The decision was also reported to be influenced by the significantly lower amount of waste that would be landfilled which was in line with City Hall targets.
Waste Management World, 2 May
Plastic ‘always’ ends up in ocean basins
No matter where in the world plastic waste enters the sea, it can end up in any of the five ocean basins, new research in Australia shows. Investigators at the Australian Research Council Centre of Excellence for Climate System Science, based at the University of New South Wales, concluded that even if the practice stopped today, floating garbage patches would continue to grow for hundreds of years. Hundreds of buoys are released into the ocean every year, and each sends out regular 140-character messages on its location and the ocean conditions it encounters.
Recycling International, 8 May
Nigerians miss out on value of polythene
Nigeria is yet to tap up to 10% of the value of polythene production in the country despite the huge market for the products, an entrepreneur has said. Olufemi Chris Akinkuebi, whose company, Hessplast Packaging Industry, based in Lagos, is aspiring to set the pace in the production of polythene products.
Akinkuebi said: “There should be a recycling plant in every local government in Nigeria. We are working on such proposal to send to every local government in Nigeria. Having recycling plant will generate employment opportunities and government will make more money by selling the recycled material to manufacturers of plastic and other related companies.”
Daily Trust, 8 May
India brings order to WEEE management
India’s Orissa State Pollution Control Board (OSPCB) is to form a committee to create an inventory of e-wastes following frequent failure to collect these wastes in the Indian state. Two months ago, the OSPCB authorized five collection centres in Bhubaneswar and Cuttack to collect waste but the job could not be done in the absence of an inventory. State e-waste management rules came into force in May 2012. Most of the e-waste is generated in Bhubaneswar, which is home to government and private offices, commercial establishments, educational and research centres. The board had asked the waste generators to implement the guidelines or face legal action.
Times of India, 9 May
Lack of space means waste is not sorted
Most Mumbaikars are unwilling to segregate waste before disposal, according to a survey by The Energy and Resources Institute. Despite the belief that waste segregation at source is the best way to handle solid waste and limit health hazards, 80% of those surveyed were not willing to do it. The survey revealed that generating less waste and improving the recycling capacity are other ways which people felt can help manage waste. A meager 8% were in favour of a user charge.
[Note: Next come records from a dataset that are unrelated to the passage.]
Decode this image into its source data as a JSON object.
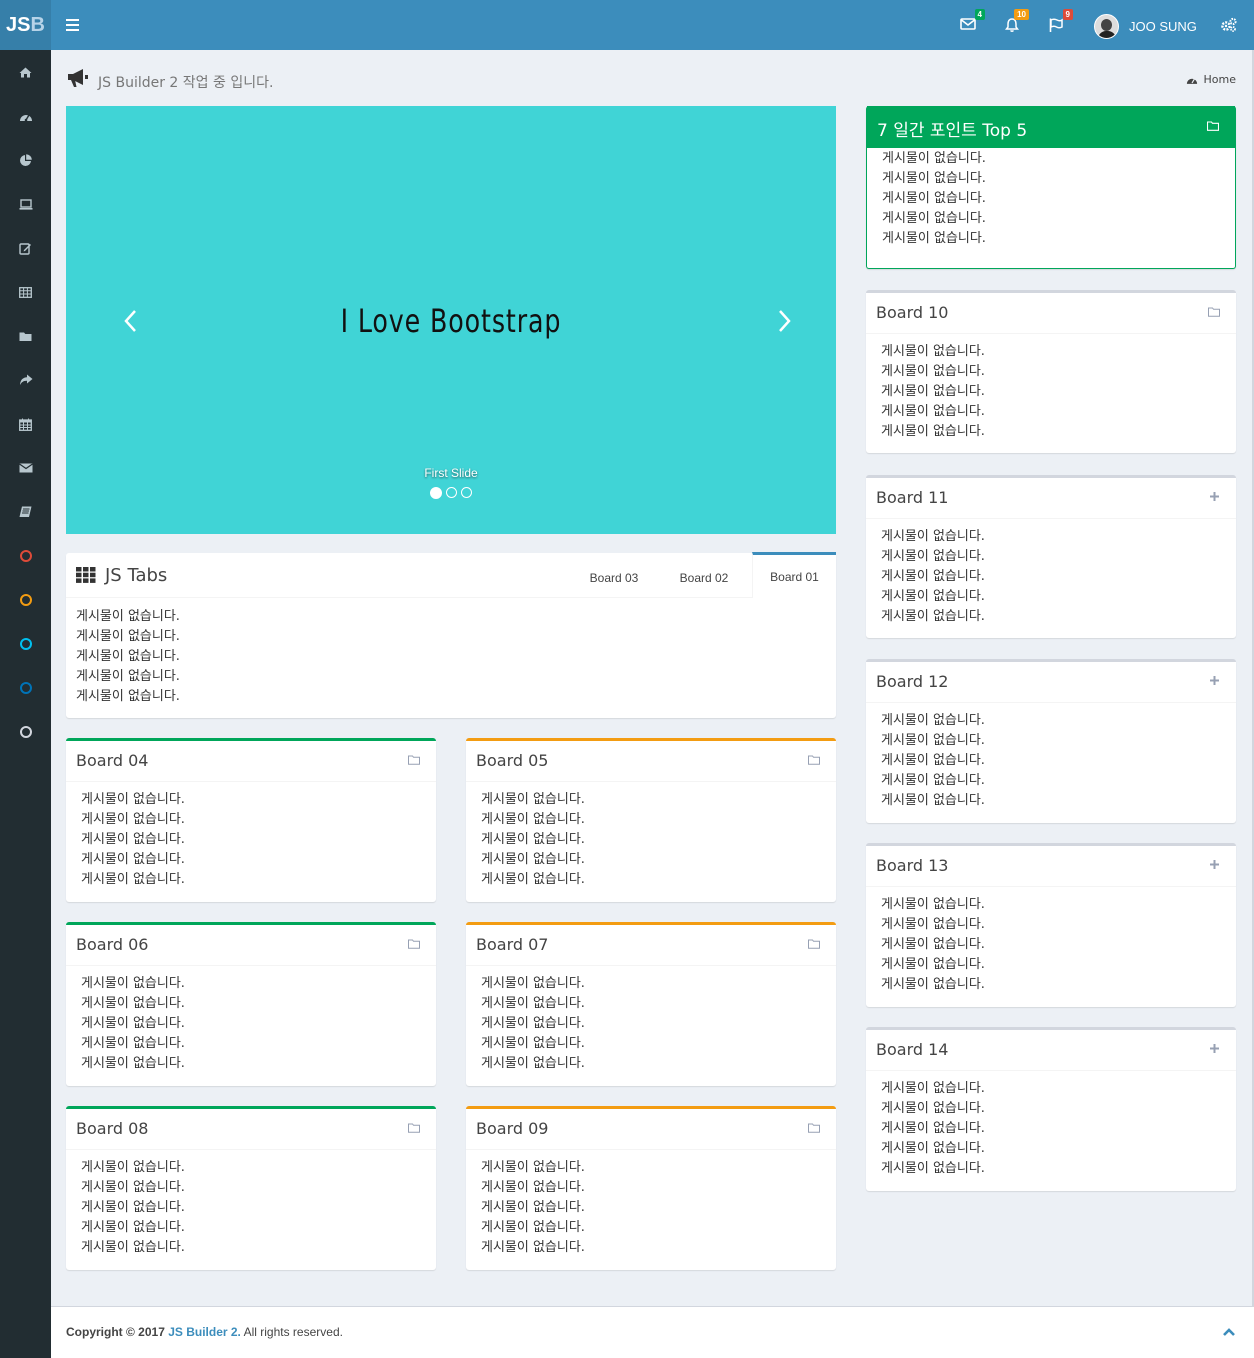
{
  "header": {
    "logo_main": "JS",
    "logo_accent": "B",
    "mail_count": "4",
    "bell_count": "10",
    "flag_count": "9",
    "user_name": "JOO SUNG",
    "colors": {
      "bar": "#3c8dbc",
      "mail_badge": "#00a65a",
      "bell_badge": "#f39c12",
      "flag_badge": "#dd4b39"
    }
  },
  "sidebar": {
    "icons": [
      "home-icon",
      "dashboard-icon",
      "pie-chart-icon",
      "laptop-icon",
      "edit-icon",
      "table-icon",
      "folder-icon",
      "share-icon",
      "calendar-icon",
      "envelope-icon",
      "book-icon"
    ],
    "circles": [
      "#dd4b39",
      "#f39c12",
      "#00c0ef",
      "#0073b7",
      "#d2d6de"
    ]
  },
  "content_header": {
    "subtitle": "JS Builder 2 작업 중 입니다.",
    "breadcrumb_home": "Home"
  },
  "carousel": {
    "slide_text": "I Love Bootstrap",
    "caption": "First Slide",
    "slides": 3,
    "active_slide": 1
  },
  "tabs": {
    "title": "JS Tabs",
    "items": [
      "Board 03",
      "Board 02",
      "Board 01"
    ],
    "active": "Board 01",
    "rows": [
      "게시물이 없습니다.",
      "게시물이 없습니다.",
      "게시물이 없습니다.",
      "게시물이 없습니다.",
      "게시물이 없습니다."
    ]
  },
  "boards": {
    "b04": {
      "title": "Board 04",
      "rows": [
        "게시물이 없습니다.",
        "게시물이 없습니다.",
        "게시물이 없습니다.",
        "게시물이 없습니다.",
        "게시물이 없습니다."
      ]
    },
    "b05": {
      "title": "Board 05",
      "rows": [
        "게시물이 없습니다.",
        "게시물이 없습니다.",
        "게시물이 없습니다.",
        "게시물이 없습니다.",
        "게시물이 없습니다."
      ]
    },
    "b06": {
      "title": "Board 06",
      "rows": [
        "게시물이 없습니다.",
        "게시물이 없습니다.",
        "게시물이 없습니다.",
        "게시물이 없습니다.",
        "게시물이 없습니다."
      ]
    },
    "b07": {
      "title": "Board 07",
      "rows": [
        "게시물이 없습니다.",
        "게시물이 없습니다.",
        "게시물이 없습니다.",
        "게시물이 없습니다.",
        "게시물이 없습니다."
      ]
    },
    "b08": {
      "title": "Board 08",
      "rows": [
        "게시물이 없습니다.",
        "게시물이 없습니다.",
        "게시물이 없습니다.",
        "게시물이 없습니다.",
        "게시물이 없습니다."
      ]
    },
    "b09": {
      "title": "Board 09",
      "rows": [
        "게시물이 없습니다.",
        "게시물이 없습니다.",
        "게시물이 없습니다.",
        "게시물이 없습니다.",
        "게시물이 없습니다."
      ]
    },
    "top5": {
      "title": "7 일간 포인트 Top 5",
      "rows": [
        "게시물이 없습니다.",
        "게시물이 없습니다.",
        "게시물이 없습니다.",
        "게시물이 없습니다.",
        "게시물이 없습니다."
      ]
    },
    "b10": {
      "title": "Board 10",
      "rows": [
        "게시물이 없습니다.",
        "게시물이 없습니다.",
        "게시물이 없습니다.",
        "게시물이 없습니다.",
        "게시물이 없습니다."
      ]
    },
    "b11": {
      "title": "Board 11",
      "rows": [
        "게시물이 없습니다.",
        "게시물이 없습니다.",
        "게시물이 없습니다.",
        "게시물이 없습니다.",
        "게시물이 없습니다."
      ]
    },
    "b12": {
      "title": "Board 12",
      "rows": [
        "게시물이 없습니다.",
        "게시물이 없습니다.",
        "게시물이 없습니다.",
        "게시물이 없습니다.",
        "게시물이 없습니다."
      ]
    },
    "b13": {
      "title": "Board 13",
      "rows": [
        "게시물이 없습니다.",
        "게시물이 없습니다.",
        "게시물이 없습니다.",
        "게시물이 없습니다.",
        "게시물이 없습니다."
      ]
    },
    "b14": {
      "title": "Board 14",
      "rows": [
        "게시물이 없습니다.",
        "게시물이 없습니다.",
        "게시물이 없습니다.",
        "게시물이 없습니다.",
        "게시물이 없습니다."
      ]
    }
  },
  "footer": {
    "prefix": "Copyright © 2017 ",
    "link": "JS Builder 2.",
    "suffix": " All rights reserved."
  }
}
Lack of space seemed to be a prime concern for people when it came to segregating waste at home, with 64% citing constraints. Many others said even though they may segregate waste, the civic body doesn’t collect it separately, making it a futile exercise.
Times of India, 8 May